Action item:
If a line of the data contains the word "显示格式", it is counted; report how many such lines there are and nothing else.

[Items from an interface collection]
- - - -

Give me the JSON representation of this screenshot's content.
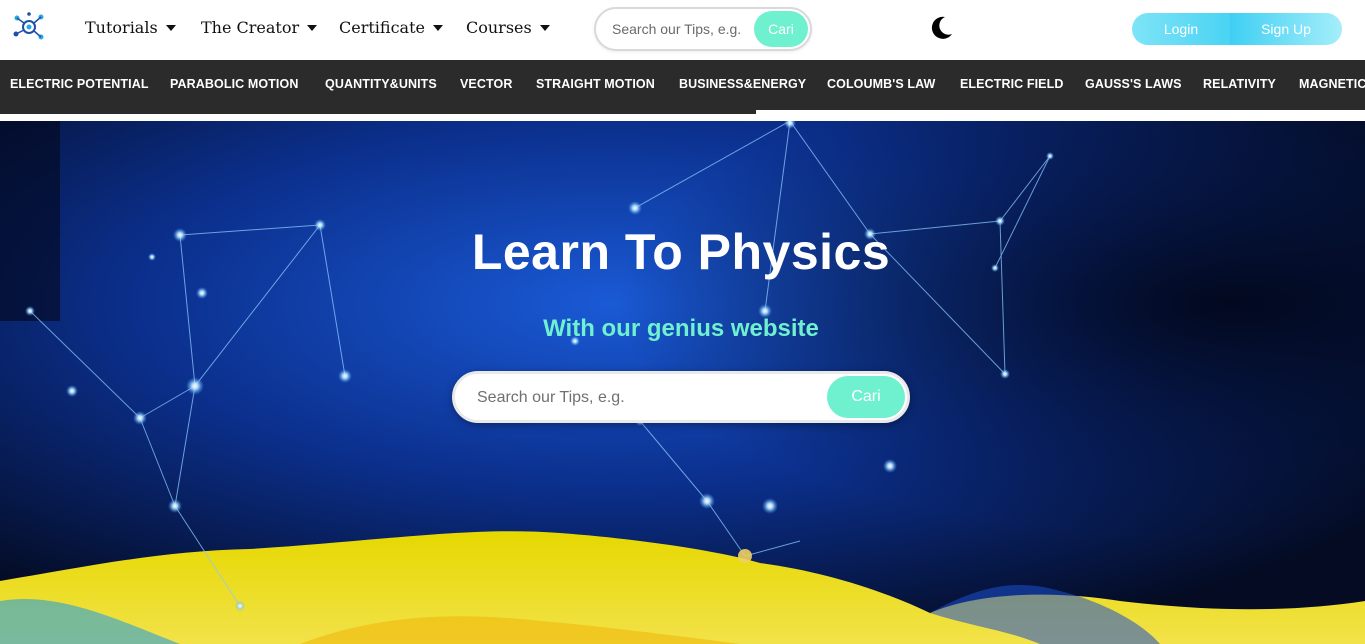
{
  "header": {
    "nav": [
      {
        "label": "Tutorials"
      },
      {
        "label": "The Creator"
      },
      {
        "label": "Certificate"
      },
      {
        "label": "Courses"
      }
    ],
    "search": {
      "placeholder": "Search our Tips, e.g.",
      "button": "Cari"
    },
    "theme_icon": "moon-icon",
    "login": "Login",
    "signup": "Sign Up"
  },
  "topics": [
    "ELECTRIC POTENTIAL",
    "PARABOLIC MOTION",
    "QUANTITY&UNITS",
    "VECTOR",
    "STRAIGHT MOTION",
    "BUSINESS&ENERGY",
    "COLOUMB'S LAW",
    "ELECTRIC FIELD",
    "GAUSS'S LAWS",
    "RELATIVITY",
    "MAGNETIC"
  ],
  "hero": {
    "title": "Learn To Physics",
    "subtitle": "With our genius website",
    "search": {
      "placeholder": "Search our Tips, e.g.",
      "button": "Cari"
    }
  },
  "colors": {
    "accent": "#6ff0cf",
    "topic_bar": "#2b2b2b",
    "button_blue": "#4ad3f3"
  }
}
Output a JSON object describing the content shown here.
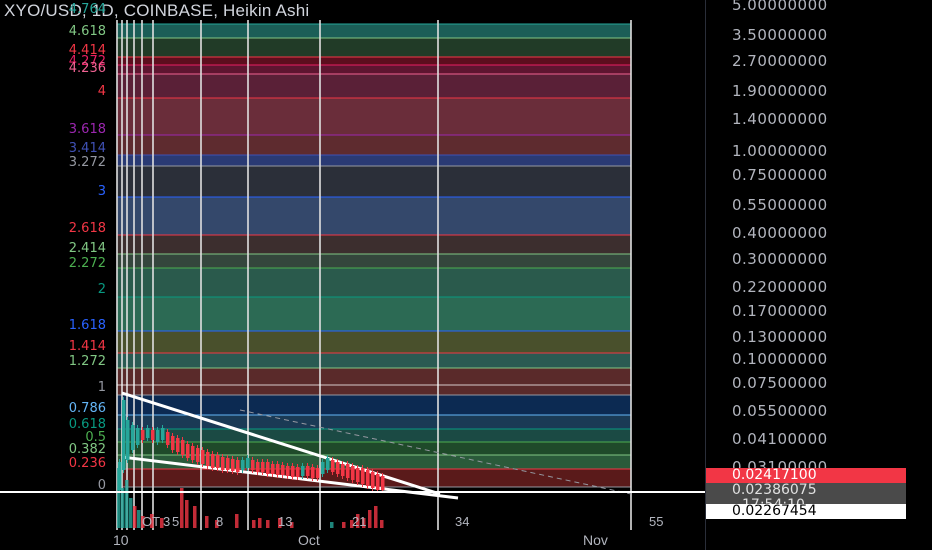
{
  "header": {
    "title": "XYO/USD, 1D, COINBASE, Heikin Ashi"
  },
  "price_scale": {
    "labels": [
      "5.00000000",
      "3.50000000",
      "2.70000000",
      "1.90000000",
      "1.40000000",
      "1.00000000",
      "0.75000000",
      "0.55000000",
      "0.40000000",
      "0.30000000",
      "0.22000000",
      "0.17000000",
      "0.13000000",
      "0.10000000",
      "0.07500000",
      "0.05500000",
      "0.04100000",
      "0.03100000"
    ],
    "last_price": "0.02417100",
    "second_price": "0.02386075",
    "countdown": "17:54:10",
    "crosshair_price": "0.02267454",
    "colors": {
      "last_bg": "#f23645",
      "secondary_bg": "#4a4a4a",
      "crosshair_bg": "#ffffff"
    }
  },
  "fib_levels": [
    {
      "label": "4.764",
      "color": "#26a69a"
    },
    {
      "label": "4.618",
      "color": "#81c784"
    },
    {
      "label": "4.414",
      "color": "#f23645"
    },
    {
      "label": "4.272",
      "color": "#e91e63"
    },
    {
      "label": "4.236",
      "color": "#f06292"
    },
    {
      "label": "4",
      "color": "#f23645"
    },
    {
      "label": "3.618",
      "color": "#9c27b0"
    },
    {
      "label": "3.414",
      "color": "#3f51b5"
    },
    {
      "label": "3.272",
      "color": "#9598a1"
    },
    {
      "label": "3",
      "color": "#2962ff"
    },
    {
      "label": "2.618",
      "color": "#f23645"
    },
    {
      "label": "2.414",
      "color": "#81c784"
    },
    {
      "label": "2.272",
      "color": "#4caf50"
    },
    {
      "label": "2",
      "color": "#089981"
    },
    {
      "label": "1.618",
      "color": "#2962ff"
    },
    {
      "label": "1.414",
      "color": "#f23645"
    },
    {
      "label": "1.272",
      "color": "#81c784"
    },
    {
      "label": "1",
      "color": "#9598a1"
    },
    {
      "label": "0.786",
      "color": "#64b5f6"
    },
    {
      "label": "0.618",
      "color": "#089981"
    },
    {
      "label": "0.5",
      "color": "#4caf50"
    },
    {
      "label": "0.382",
      "color": "#81c784"
    },
    {
      "label": "0.236",
      "color": "#f23645"
    },
    {
      "label": "0",
      "color": "#9598a1"
    }
  ],
  "time_axis": {
    "labels": [
      "10",
      "Oct",
      "Nov"
    ]
  },
  "bar_labels": [
    "OT",
    "3",
    "5",
    "8",
    "13",
    "21",
    "34",
    "55"
  ]
}
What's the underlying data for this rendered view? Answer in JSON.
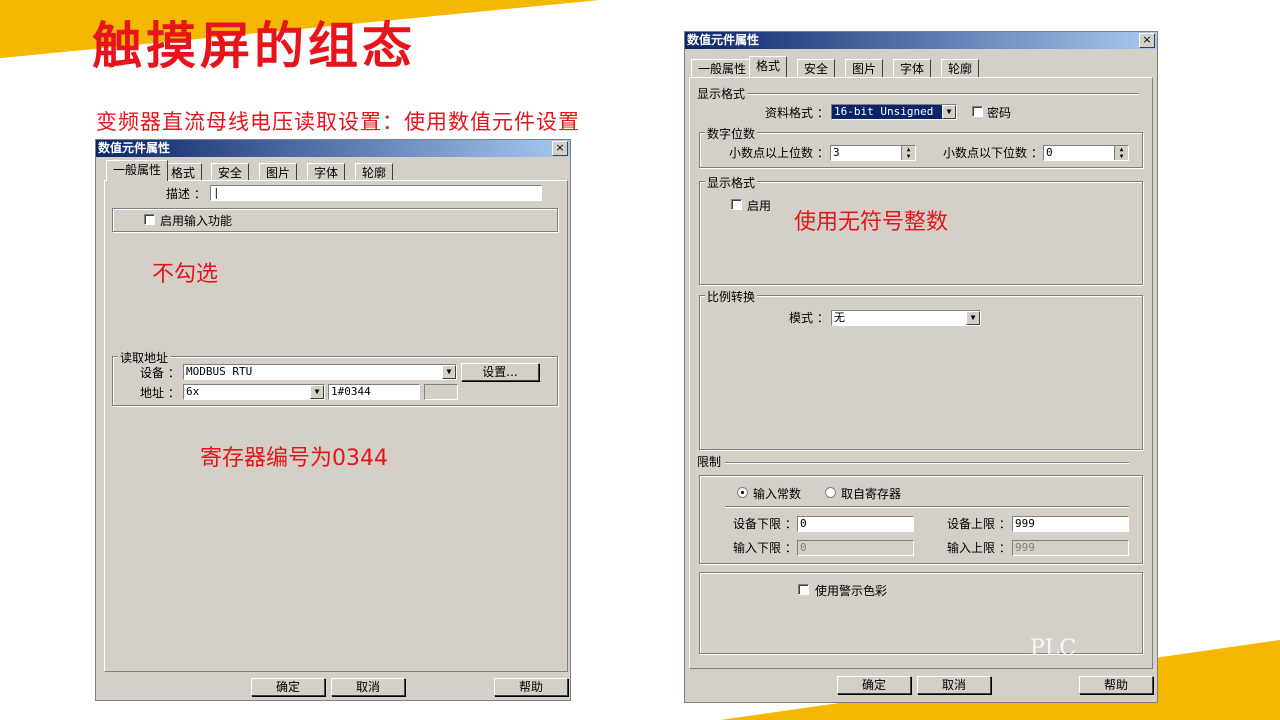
{
  "slide": {
    "title": "触摸屏的组态",
    "subtitle": "变频器直流母线电压读取设置：使用数值元件设置",
    "note_unchecked": "不勾选",
    "note_register": "寄存器编号为0344",
    "note_unsigned": "使用无符号整数",
    "watermark": "PLC"
  },
  "colors": {
    "accent_red": "#e8141b",
    "stripe_yellow": "#f5b800",
    "titlebar": "#0a246a"
  },
  "left_dialog": {
    "title": "数值元件属性",
    "close": "×",
    "tabs": [
      "一般属性",
      "格式",
      "安全",
      "图片",
      "字体",
      "轮廓"
    ],
    "desc_label": "描述 ：",
    "desc_value": "|",
    "enable_input_label": "启用输入功能",
    "read_address_group": "读取地址",
    "device_label": "设备 ：",
    "device_value": "MODBUS RTU",
    "settings_button": "设置...",
    "address_label": "地址 ：",
    "address_type": "6x",
    "address_value": "1#0344",
    "ok": "确定",
    "cancel": "取消",
    "help": "帮助"
  },
  "right_dialog": {
    "title": "数值元件属性",
    "close": "×",
    "tabs": [
      "一般属性",
      "格式",
      "安全",
      "图片",
      "字体",
      "轮廓"
    ],
    "display_format_section": "显示格式",
    "data_format_label": "资料格式 ：",
    "data_format_value": "16-bit Unsigned",
    "password_label": "密码",
    "digits_group": "数字位数",
    "int_digits_label": "小数点以上位数 ：",
    "int_digits_value": "3",
    "frac_digits_label": "小数点以下位数 ：",
    "frac_digits_value": "0",
    "display_format_group": "显示格式",
    "enable_label": "启用",
    "scaling_group": "比例转换",
    "mode_label": "模式 ：",
    "mode_value": "无",
    "limits_section": "限制",
    "input_constant_label": "输入常数",
    "from_register_label": "取自寄存器",
    "dev_low_label": "设备下限 ：",
    "dev_low_value": "0",
    "dev_high_label": "设备上限 ：",
    "dev_high_value": "999",
    "in_low_label": "输入下限 ：",
    "in_low_value": "0",
    "in_high_label": "输入上限 ：",
    "in_high_value": "999",
    "warn_color_label": "使用警示色彩",
    "ok": "确定",
    "cancel": "取消",
    "help": "帮助"
  }
}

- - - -

Answer area:
2